"Absolutely not."

"Why not, West? I mean, it's not fair…"

"It's perfectly fair, Gilbert."

"It's not! Why does Francis get his own? And Feliks? And Alfred? And all the Nordics? And you?"

"Stop glaring at me, bruder. Since you're technically East Germany now, we kind of share it…"

"Nein, Ludwig. It's not fair. I want one for Prussia, too."

"You've never liked sharing, Gilbert. But you technically can't because nobody can discover anything in Prussia anymore."


"That's final, Gilbert."

"You're such a mean little bro, West! And after all I've done for you…"

"Or rather, after all I've done for you."

"C'moooooon. Couldn't Marie Curie just…"

"She wasn't Prussian, Gilbert. She was Polish. And besides, it's not like it's a big deal if you have one of your own."

"And she gets her own element on the stupid periodic table? Curium? It is a big deal!"

"Gilbert, it's an element."

"And Francium? Polonium? Americium? Scandium? Germanium? C'mon, West. I want my own. It's like, a symbol of awesomeness."

"Stop being immature, Gilbert. If you want, go discover some new element and name it Prussium or something. Are you happy now? Wait, don't smile like that, Gilbert. You make me nervous when you do that–"

"Gott! West, that's genius! Sometimes I'm so proud of you. You think there's some cool undiscovered element in the backyard? Hey, where'd you put the old shovel?"

"Shut up, Gilbert."

"You can't shut me up! I'm going to discover Prussium, and when I get the Newbery Prize whatever for finding it, you aren't getting a mention in my acceptance speech!"

"Ugh. Gilbert, get back here. Gilbert!"

notes: Americium is technically shared by North and South America.

Polonium and Curium were both discovered by Marie Curie, who named the former for her home country.

The Newbery Medal is given to outstanding novels.
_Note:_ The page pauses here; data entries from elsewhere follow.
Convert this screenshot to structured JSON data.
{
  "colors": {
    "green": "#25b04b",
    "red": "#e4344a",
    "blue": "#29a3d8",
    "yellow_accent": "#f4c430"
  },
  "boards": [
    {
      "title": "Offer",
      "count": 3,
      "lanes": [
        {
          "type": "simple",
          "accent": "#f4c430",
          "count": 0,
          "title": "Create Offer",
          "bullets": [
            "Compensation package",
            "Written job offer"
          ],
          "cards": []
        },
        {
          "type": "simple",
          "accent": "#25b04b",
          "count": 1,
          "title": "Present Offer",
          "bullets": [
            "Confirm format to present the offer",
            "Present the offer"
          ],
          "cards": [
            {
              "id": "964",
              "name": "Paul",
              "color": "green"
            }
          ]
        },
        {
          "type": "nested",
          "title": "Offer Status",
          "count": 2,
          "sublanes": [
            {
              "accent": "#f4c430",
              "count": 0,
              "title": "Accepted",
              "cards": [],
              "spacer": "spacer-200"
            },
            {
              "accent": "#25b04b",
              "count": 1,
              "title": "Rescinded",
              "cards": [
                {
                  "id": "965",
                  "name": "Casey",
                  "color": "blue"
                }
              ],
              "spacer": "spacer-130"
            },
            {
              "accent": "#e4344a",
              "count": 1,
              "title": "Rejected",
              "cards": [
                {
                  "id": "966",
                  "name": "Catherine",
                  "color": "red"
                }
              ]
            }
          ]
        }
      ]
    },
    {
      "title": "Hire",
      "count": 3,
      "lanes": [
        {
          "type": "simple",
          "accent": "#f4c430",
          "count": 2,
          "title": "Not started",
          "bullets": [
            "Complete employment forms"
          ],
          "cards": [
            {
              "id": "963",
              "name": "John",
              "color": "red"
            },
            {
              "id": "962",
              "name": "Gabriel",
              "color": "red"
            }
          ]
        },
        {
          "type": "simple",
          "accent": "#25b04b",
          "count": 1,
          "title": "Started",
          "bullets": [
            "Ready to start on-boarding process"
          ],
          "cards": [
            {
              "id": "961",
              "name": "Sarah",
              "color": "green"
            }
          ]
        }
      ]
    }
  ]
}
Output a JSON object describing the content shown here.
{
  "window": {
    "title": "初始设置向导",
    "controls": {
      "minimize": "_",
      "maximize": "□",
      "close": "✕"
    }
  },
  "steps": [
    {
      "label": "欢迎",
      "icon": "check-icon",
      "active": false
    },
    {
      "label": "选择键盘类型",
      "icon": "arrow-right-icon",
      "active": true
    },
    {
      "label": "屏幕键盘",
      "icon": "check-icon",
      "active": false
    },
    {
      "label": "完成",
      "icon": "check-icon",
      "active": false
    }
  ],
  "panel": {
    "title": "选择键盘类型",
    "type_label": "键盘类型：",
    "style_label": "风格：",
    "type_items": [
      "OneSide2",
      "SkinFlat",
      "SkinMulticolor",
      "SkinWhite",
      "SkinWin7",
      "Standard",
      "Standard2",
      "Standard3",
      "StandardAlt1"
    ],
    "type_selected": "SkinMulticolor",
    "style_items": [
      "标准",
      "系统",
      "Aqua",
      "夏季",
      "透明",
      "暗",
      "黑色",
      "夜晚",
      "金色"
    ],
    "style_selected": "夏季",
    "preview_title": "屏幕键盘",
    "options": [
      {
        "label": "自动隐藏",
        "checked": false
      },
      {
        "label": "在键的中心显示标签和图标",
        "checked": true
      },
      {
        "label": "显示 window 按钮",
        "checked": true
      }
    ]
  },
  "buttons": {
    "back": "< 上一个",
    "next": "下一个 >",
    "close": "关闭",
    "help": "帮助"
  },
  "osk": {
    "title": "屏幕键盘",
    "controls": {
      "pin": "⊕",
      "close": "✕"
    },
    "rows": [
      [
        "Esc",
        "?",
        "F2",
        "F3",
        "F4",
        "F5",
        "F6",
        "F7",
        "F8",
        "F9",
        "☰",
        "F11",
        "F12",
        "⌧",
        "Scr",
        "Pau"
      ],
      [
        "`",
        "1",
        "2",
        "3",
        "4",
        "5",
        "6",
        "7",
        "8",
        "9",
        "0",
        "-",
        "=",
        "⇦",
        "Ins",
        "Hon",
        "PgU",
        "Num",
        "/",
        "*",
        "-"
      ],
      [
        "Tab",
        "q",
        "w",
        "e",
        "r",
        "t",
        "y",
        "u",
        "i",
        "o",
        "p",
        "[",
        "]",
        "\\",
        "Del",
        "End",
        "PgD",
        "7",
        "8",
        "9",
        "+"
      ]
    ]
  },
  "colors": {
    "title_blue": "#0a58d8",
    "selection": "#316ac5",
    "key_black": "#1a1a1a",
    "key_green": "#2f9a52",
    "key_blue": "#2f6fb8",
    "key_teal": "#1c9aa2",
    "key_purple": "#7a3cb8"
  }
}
Gilbert (probably) means the Nobel Prize.

a dialogue-only exercise I did because someone told me I describe too much.